Following a short drive the next day we arrived at Tunnel Creek NP where we walked through a 750 meter tunnel that a creek has worn through the Napier Range (same Devonian reef as at Windjana Gorge).  More squeezing around and over boulders to access the tunnel and then wading through water up to my knees to walk through some parts.  We needed our head torches (to see where to go and to see the walls and ceiling) and our water shoes.  There are bats in one part of the tunnel and we saw one freshwater croc, quite near where we waded through knee deep water.  We then drove our last section of corrugated, gravel road until we reached the Great Northern Highway, where we aired up our tyres for the first time in 18 days.  We are considering this side trip to Geike Gorge, near Fitzroy Crossing (a small aboriginal town), as part of our Gibb River Road experience.

After a catch up morning we drove to Geike Gorge for the 4pm boat tour.  Its been mid-30’s for days, so late afternoon was a good time to see the gorge, which is quite different to the others as its a 14 km long limestone gorge with 60 m high walls, also part of the 350 million year old Devonian reef.  In the wet its floodwaters rise 10 – 12 metres above the normal river level.  The commentary on the boat left a lot to be desired and we are not used to being crowded in with lots of people, but we saw birds and crocs and heard some stories about the gorge.

We have had a great experience on the Gibb River Road and found it all really interesting.  It is listed as an iconic Australian road trip and on our 19 day Gibb journey we drove 1765 kilometers (1675 on gravel/corrugated roads), lived in red dust (will my feet ever get clean?), visited 15 gorges, had 13 swims, saw hundrds of crocodiles, stayed in lots of national parks and met many fellow travellers.  We are half way through our trip and starting to act more like grey nomads – eating dinner earlier, and going to bed earlier but still not so good at the getting up and leaving early.



Mt Barnett Roadhouse

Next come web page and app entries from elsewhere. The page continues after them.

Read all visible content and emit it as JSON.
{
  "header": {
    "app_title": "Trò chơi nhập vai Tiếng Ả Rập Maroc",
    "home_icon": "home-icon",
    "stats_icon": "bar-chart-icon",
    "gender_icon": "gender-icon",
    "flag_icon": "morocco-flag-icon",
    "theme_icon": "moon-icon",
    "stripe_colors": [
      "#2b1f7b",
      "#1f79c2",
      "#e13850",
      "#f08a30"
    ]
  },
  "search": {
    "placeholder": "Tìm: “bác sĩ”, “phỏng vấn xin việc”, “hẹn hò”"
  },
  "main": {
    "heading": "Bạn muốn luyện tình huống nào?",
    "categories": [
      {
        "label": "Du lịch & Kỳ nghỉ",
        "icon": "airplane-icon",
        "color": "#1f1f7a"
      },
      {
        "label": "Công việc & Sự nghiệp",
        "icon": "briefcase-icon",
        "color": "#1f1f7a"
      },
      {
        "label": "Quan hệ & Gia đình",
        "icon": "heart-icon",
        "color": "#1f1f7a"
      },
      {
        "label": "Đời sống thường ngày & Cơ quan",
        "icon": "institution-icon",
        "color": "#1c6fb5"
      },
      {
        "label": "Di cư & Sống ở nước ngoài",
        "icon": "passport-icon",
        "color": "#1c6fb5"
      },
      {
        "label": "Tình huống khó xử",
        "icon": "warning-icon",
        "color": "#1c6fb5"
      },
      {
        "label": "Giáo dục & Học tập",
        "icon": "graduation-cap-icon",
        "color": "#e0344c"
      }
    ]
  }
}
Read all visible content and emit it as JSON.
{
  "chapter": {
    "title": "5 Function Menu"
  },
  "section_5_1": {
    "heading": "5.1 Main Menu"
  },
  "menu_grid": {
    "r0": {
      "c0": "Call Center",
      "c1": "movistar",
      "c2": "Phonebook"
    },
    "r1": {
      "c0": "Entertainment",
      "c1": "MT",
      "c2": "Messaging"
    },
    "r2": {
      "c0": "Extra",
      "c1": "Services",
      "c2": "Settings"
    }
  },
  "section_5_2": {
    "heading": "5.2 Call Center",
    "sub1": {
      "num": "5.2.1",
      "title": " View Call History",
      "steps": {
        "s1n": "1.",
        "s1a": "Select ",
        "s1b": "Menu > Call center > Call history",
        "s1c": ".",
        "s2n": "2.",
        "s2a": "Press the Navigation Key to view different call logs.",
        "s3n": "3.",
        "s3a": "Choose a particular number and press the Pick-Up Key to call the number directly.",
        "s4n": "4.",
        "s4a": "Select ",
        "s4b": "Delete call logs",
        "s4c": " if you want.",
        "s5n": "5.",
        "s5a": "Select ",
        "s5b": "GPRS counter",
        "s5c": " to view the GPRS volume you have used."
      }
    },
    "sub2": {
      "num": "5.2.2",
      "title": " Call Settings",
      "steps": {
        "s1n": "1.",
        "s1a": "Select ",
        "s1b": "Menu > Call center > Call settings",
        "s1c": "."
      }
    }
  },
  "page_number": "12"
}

Galvans Gorge


Digging a hole


Climbing over rocks and boulders getting into Adcock Gorge
Adcock Gorge
More climbing in Adcock Gorge


Dick paddling up Dimond Gorge in Mornington


Canoeing in Dimond Gorge, Mornington Wilderness Camp


Dimond Gorge in the afternoon sun


Grass eating termite mounds


Looking down from the top of Bell Gorge
Pat swimming in Bell Gorge


Standing on the rocks where we spent the day at Bell Gorge


Climbing out of Bell Gorge


Napier Range/Windjana Gorge walls next to the campground
Crocs in Windjana Gorge
Dick photographing the crocs
Pat escaping the bats in Windjana Gorge


Windjana Gorge walls


Dick in Tunnel Creek (his clothes matched the tunnel)


Wading through water in the tunnel


Inside the tunnel


Geike Gorge, the white rocks show the water level in the wet season
Looking down Geike Gorge